Whenever anyone suggests that public sector unions are forcing their members to make political contributions, the unions retort that the contributions are strictly voluntary. Technically speaking, this is true, but the tedious process of opting out of making political contributions is a powerful deterrent.

The California Teachers Association, for example, allow their members to become “agency fee payers,” which means they no longer belong to the CTA, do not have to make political contributions, and merely need to pay their “fair share” of the collecting bargaining expenses from which they still presumably benefit. But even if a CTA member has served written notice and been given agency fee payer status, they still will have 100% of the regular union dues withheld from their paycheck as full members; about $1,200 per year. They then have to request, in writing, between Sept. 1st and Nov. 15thevery year, that the CTA issue them a check for the portion of their dues that was used for political spending.

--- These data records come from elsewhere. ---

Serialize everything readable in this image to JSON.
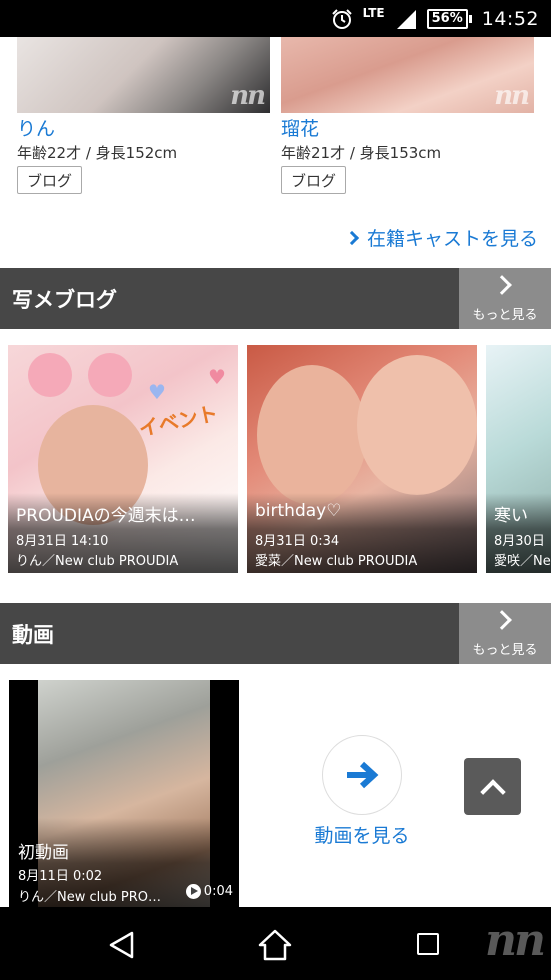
{
  "status_bar": {
    "network": "LTE",
    "battery": "56%",
    "time": "14:52",
    "icons": [
      "alarm-icon",
      "signal-icon",
      "battery-icon"
    ]
  },
  "cast": [
    {
      "name": "りん",
      "info": "年齢22才 / 身長152cm",
      "blog_label": "ブログ",
      "watermark": "nn"
    },
    {
      "name": "瑠花",
      "info": "年齢21才 / 身長153cm",
      "blog_label": "ブログ",
      "watermark": "nn"
    }
  ],
  "see_all_cast": "在籍キャストを見る",
  "blog_section": {
    "title": "写メブログ",
    "more_label": "もっと見る",
    "cards": [
      {
        "title": "PROUDIAの今週末は…",
        "date": "8月31日 14:10",
        "author": "りん／New club PROUDIA",
        "decoration": "イベント"
      },
      {
        "title": "birthday♡",
        "date": "8月31日 0:34",
        "author": "愛菜／New club PROUDIA"
      },
      {
        "title": "寒い",
        "date": "8月30日",
        "author": "愛咲／New club PROUDIA"
      }
    ]
  },
  "video_section": {
    "title": "動画",
    "more_label": "もっと見る",
    "video": {
      "title": "初動画",
      "date": "8月11日 0:02",
      "author": "りん／New club PRO…",
      "duration": "0:04"
    },
    "see_video_label": "動画を見る"
  },
  "nav": {
    "watermark": "nn",
    "icons": [
      "back-icon",
      "home-icon",
      "recent-apps-icon"
    ]
  },
  "colors": {
    "link": "#1a7ad4",
    "header_bg": "#474747",
    "more_bg": "#8c8c8c",
    "scroll_top_bg": "#5a5a5a"
  }
}
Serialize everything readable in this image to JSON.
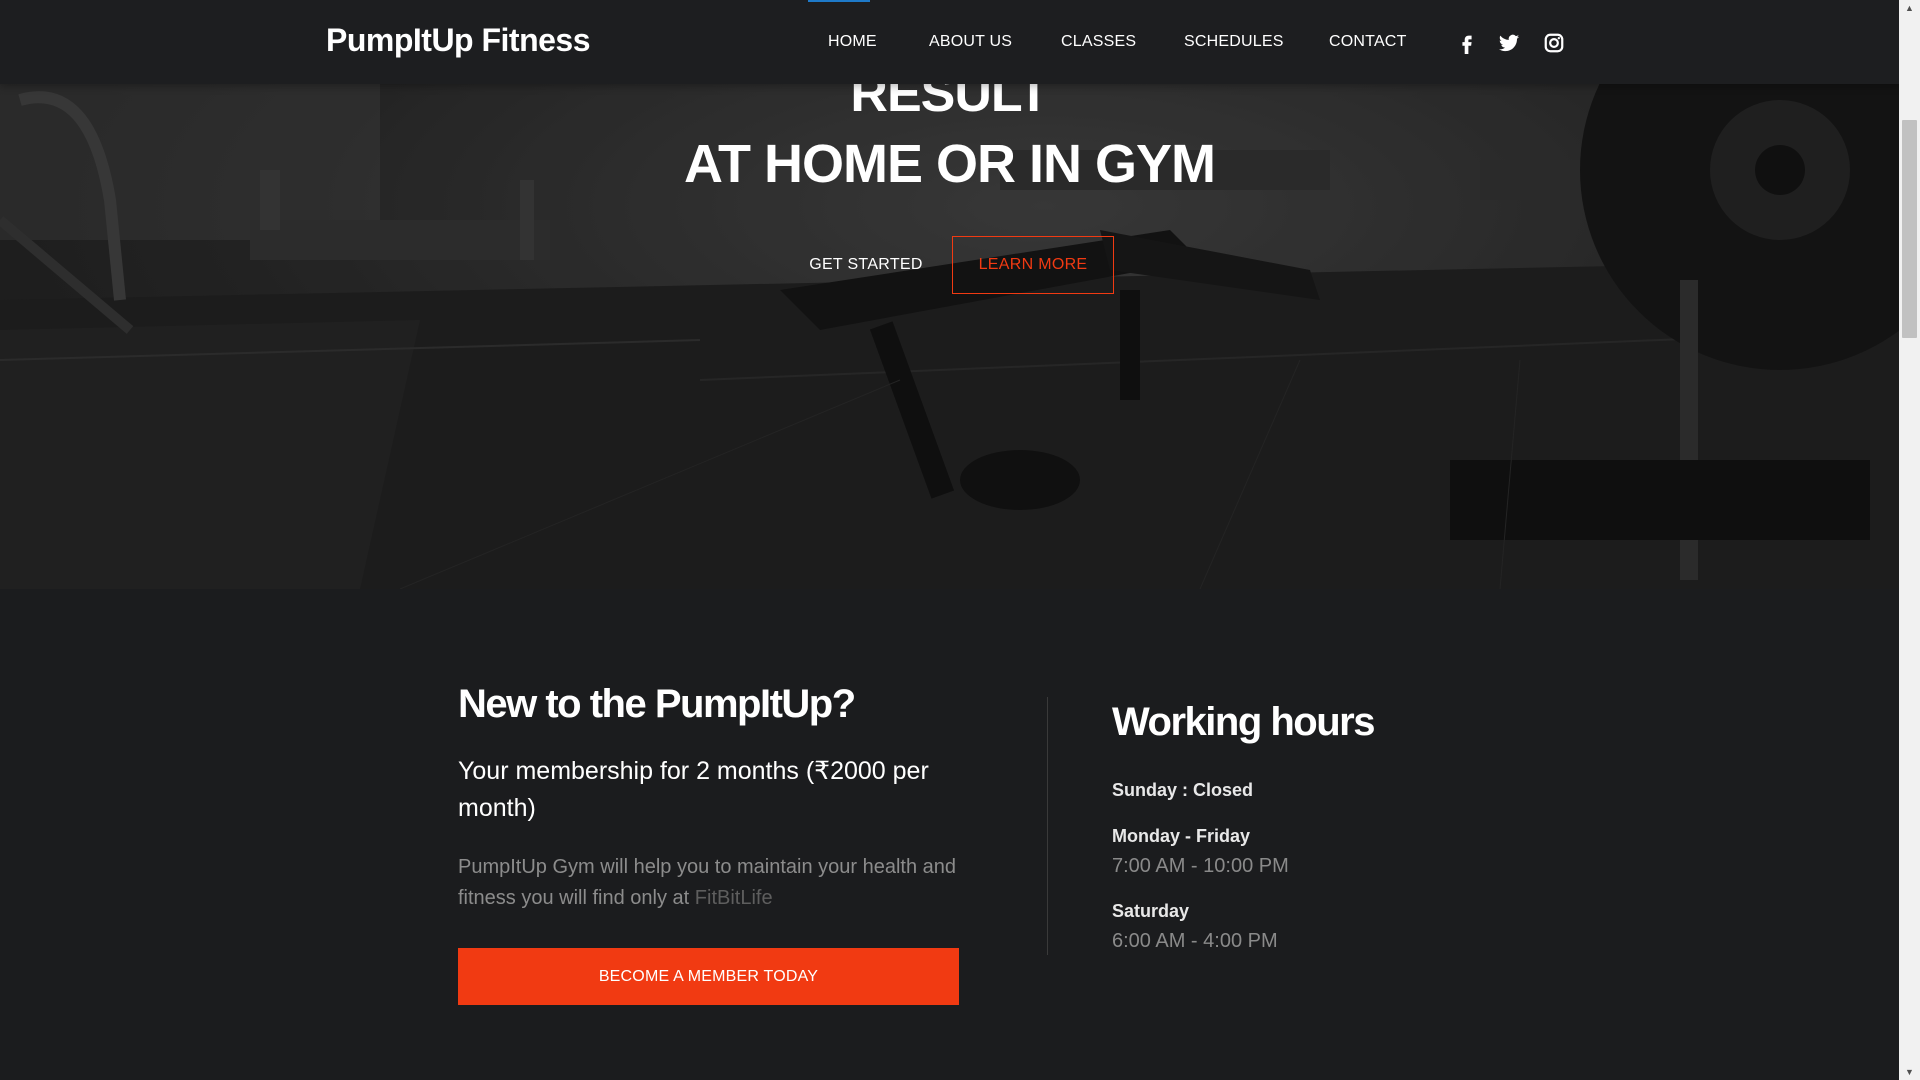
{
  "brand": {
    "name": "PumpItUp Fitness"
  },
  "nav": {
    "items": [
      {
        "label": "HOME"
      },
      {
        "label": "ABOUT US"
      },
      {
        "label": "CLASSES"
      },
      {
        "label": "SCHEDULES"
      },
      {
        "label": "CONTACT"
      }
    ],
    "active": "HOME",
    "social": [
      "facebook-icon",
      "twitter-icon",
      "instagram-icon"
    ]
  },
  "hero": {
    "title_partial": "RESULT",
    "title": "AT HOME OR IN GYM",
    "get_started": "GET STARTED",
    "learn_more": "LEARN MORE"
  },
  "membership": {
    "title": "New to the PumpItUp?",
    "subtitle": "Your membership for 2 months (₹2000 per month)",
    "description": "PumpItUp Gym will help you to maintain your health and fitness you will find only at",
    "link": "FitBitLife",
    "cta": "BECOME A MEMBER TODAY"
  },
  "hours": {
    "title": "Working hours",
    "sunday": "Sunday : Closed",
    "weekdays_label": "Monday - Friday",
    "weekdays_time": "7:00 AM - 10:00 PM",
    "saturday_label": "Saturday",
    "saturday_time": "6:00 AM - 4:00 PM"
  },
  "colors": {
    "accent": "#f13a12",
    "background": "#1b1c1e",
    "navbar": "#1d1e20",
    "active_indicator": "#1e7ac9"
  }
}
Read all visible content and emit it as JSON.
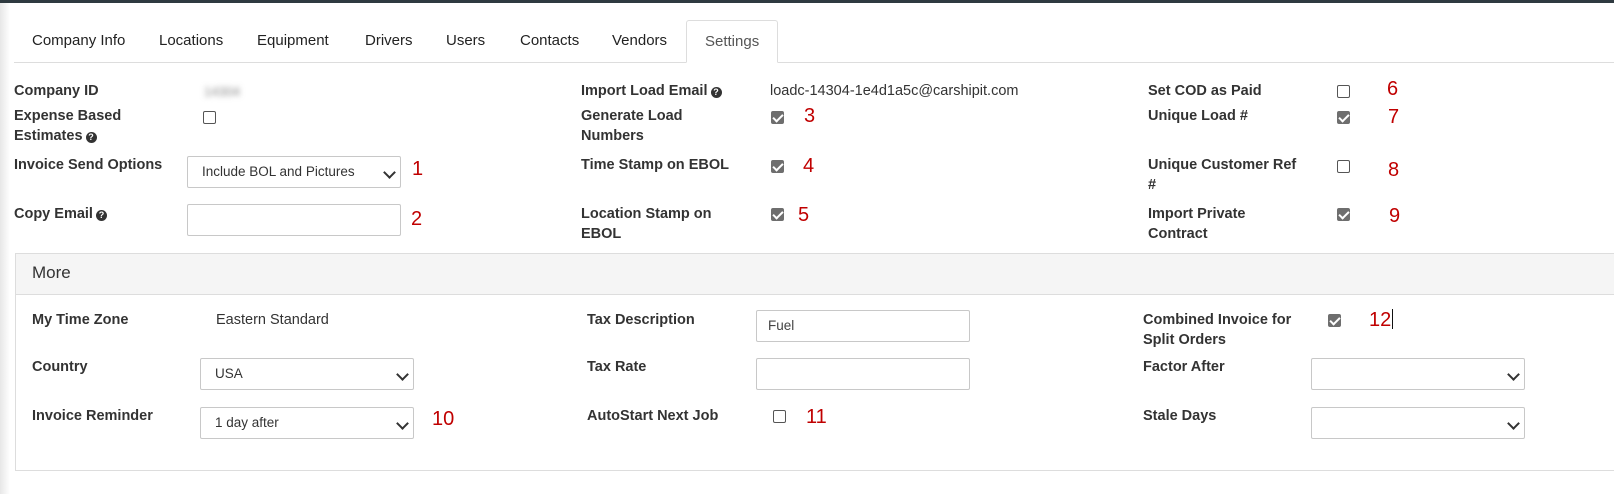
{
  "tabs": [
    "Company Info",
    "Locations",
    "Equipment",
    "Drivers",
    "Users",
    "Contacts",
    "Vendors",
    "Settings"
  ],
  "active_tab": "Settings",
  "settings": {
    "company_id_label": "Company ID",
    "company_id_value": "14304",
    "expense_based_label_1": "Expense Based",
    "expense_based_label_2": "Estimates",
    "invoice_send_label": "Invoice Send Options",
    "invoice_send_value": "Include BOL and Pictures",
    "copy_email_label": "Copy Email",
    "copy_email_value": "",
    "import_load_email_label": "Import Load Email",
    "import_load_email_value": "loadc-14304-1e4d1a5c@carshipit.com",
    "generate_load_label_1": "Generate Load",
    "generate_load_label_2": "Numbers",
    "time_stamp_label": "Time Stamp on EBOL",
    "location_stamp_label_1": "Location Stamp on",
    "location_stamp_label_2": "EBOL",
    "set_cod_label": "Set COD as Paid",
    "unique_load_label": "Unique Load #",
    "unique_customer_ref_label_1": "Unique Customer Ref",
    "unique_customer_ref_label_2": "#",
    "import_private_label_1": "Import Private",
    "import_private_label_2": "Contract"
  },
  "more": {
    "title": "More",
    "time_zone_label": "My Time Zone",
    "time_zone_value": "Eastern Standard",
    "country_label": "Country",
    "country_value": "USA",
    "invoice_reminder_label": "Invoice Reminder",
    "invoice_reminder_value": "1 day after",
    "tax_description_label": "Tax Description",
    "tax_description_value": "Fuel",
    "tax_rate_label": "Tax Rate",
    "tax_rate_value": "",
    "autostart_label": "AutoStart Next Job",
    "combined_invoice_label_1": "Combined Invoice for",
    "combined_invoice_label_2": "Split Orders",
    "factor_after_label": "Factor After",
    "factor_after_value": "",
    "stale_days_label": "Stale Days",
    "stale_days_value": ""
  },
  "checkboxes": {
    "expense_based": false,
    "generate_load_numbers": true,
    "time_stamp_ebol": true,
    "location_stamp_ebol": true,
    "set_cod_paid": false,
    "unique_load": true,
    "unique_customer_ref": false,
    "import_private_contract": true,
    "autostart_next_job": false,
    "combined_invoice": true
  },
  "annotations": [
    "1",
    "2",
    "3",
    "4",
    "5",
    "6",
    "7",
    "8",
    "9",
    "10",
    "11",
    "12"
  ],
  "colors": {
    "annotation": "#c00000",
    "topbar": "#2f3a40",
    "checked": "#6e6e6e"
  },
  "icons": {
    "help": "question-circle-icon",
    "dropdown": "chevron-down-icon"
  }
}
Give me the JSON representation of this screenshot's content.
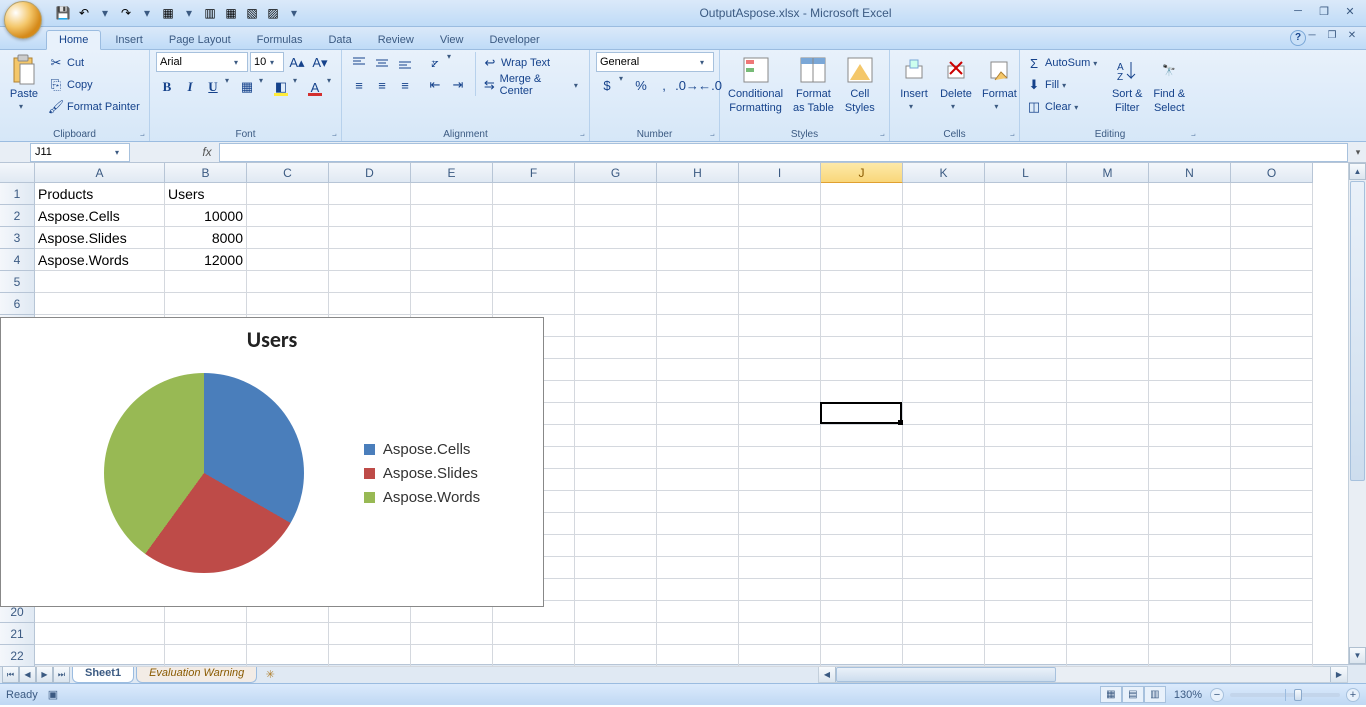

This amounts to a rigged system that ensures that very few CTA members bother to opt-out, and even fewer manage to consistently… Read More